Yesterday, we celebrated Halloween at our house.  Just like millions of other families across the country.  We didn't do anything special -- just made the traditional Halloween chili and carved pumpkins and tossed black and orange balloons around the house with the kids. 

My six year-old was a go-go dancer, because when she spotted the multi-colored costume at Target she thought it was "the most beautiful dress I've ever seen." 

I never did look up what a go-go dancer actually is, and at the back of my mind I wonder if it's really an appropriate choice for a six year-old.  But her excitement over her costume stems purely from the fact that it's so fun and colorful and that she gets to dance while she wears it.  Where's the harm in that? 

My two year-old wore his pajamas.  After first declaring that he wanted to be a car, he changed his mind and decided that no costume would come within three feet of his body.  As it turns out, nobody really cared that the kid wasn't wearing a costume, and he came home with a bag full of candy that weighed at least as much as he does.

But what made Halloween special to me this year was the weather.  The fall weather.  The fact that it was cold enough last night that the kids had to wear long sleeves under their costumes and bring their jackets, cold enough that my daughter was complaining that she needed mittens. 

You can always count on St. Louis weather to turn cold just in time for Halloween.  October may bring plenty of unseasonably warm days, but by Halloween night, you can almost always feel the frost in the air. 

And that's as it should be.

I've spent Halloween in Florida for the past two years.  And I could never get acclimated to the fact that you had to worry about a kid getting too hot in their costume.  It's just plain weird that you can wear your bikini to the beach in the daytime and then go trick-or-treating at night.

So I enjoyed this Halloween a little too much.  I'm getting a big kick out of the changing leaves and the falling temperatures, and appreciating the good old Midwest a little more than I did before.  You can't eat chili or drink hot chocolate or apple cider (spiked of course) in the Florida heat.

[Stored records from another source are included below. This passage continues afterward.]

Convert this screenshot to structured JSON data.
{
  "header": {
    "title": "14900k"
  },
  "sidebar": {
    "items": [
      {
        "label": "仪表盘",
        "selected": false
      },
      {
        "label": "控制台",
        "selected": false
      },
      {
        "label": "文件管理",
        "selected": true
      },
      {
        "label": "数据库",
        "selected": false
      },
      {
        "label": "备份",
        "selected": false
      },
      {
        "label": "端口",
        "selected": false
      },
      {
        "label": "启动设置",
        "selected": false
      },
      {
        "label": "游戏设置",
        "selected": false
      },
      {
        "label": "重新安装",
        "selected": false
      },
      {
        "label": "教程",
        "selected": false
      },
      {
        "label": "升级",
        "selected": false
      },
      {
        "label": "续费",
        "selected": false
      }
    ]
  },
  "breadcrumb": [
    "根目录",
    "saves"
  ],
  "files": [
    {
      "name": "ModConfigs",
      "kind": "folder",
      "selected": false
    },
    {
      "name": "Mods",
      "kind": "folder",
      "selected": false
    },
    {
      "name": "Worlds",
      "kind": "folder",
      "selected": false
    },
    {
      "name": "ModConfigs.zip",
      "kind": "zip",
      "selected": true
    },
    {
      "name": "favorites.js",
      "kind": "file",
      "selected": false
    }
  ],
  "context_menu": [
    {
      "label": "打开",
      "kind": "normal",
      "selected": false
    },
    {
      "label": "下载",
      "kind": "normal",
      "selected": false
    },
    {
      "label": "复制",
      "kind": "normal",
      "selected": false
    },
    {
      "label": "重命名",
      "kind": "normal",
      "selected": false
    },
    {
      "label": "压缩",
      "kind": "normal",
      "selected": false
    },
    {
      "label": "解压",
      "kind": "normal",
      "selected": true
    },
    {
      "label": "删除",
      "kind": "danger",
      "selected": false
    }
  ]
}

Well, you can, but it just doesn't feel right.

And this is why I don't mind that Halloween hasn't even been over for 24 hours yet and Christmas is everywhere.  Stores are stocked and online promotions have begun.  Typically, I would be bitching about the holidays running together and wondering why the Christmas season no longer starts after Thanksgiving like it used to.

Not this year.  I can't wait to bundle up in my coat and mittens and hit the malls with the rest of the crazy people.  I can't wait for the first snow.  I can't wait to put up my Christmas tree and sing Christmas carols and watch It's A Wonderful Life

It's beginning to look a lot like Christmas.  And I'm perfectly okay with that.

Photo credit: sociotard/ flickr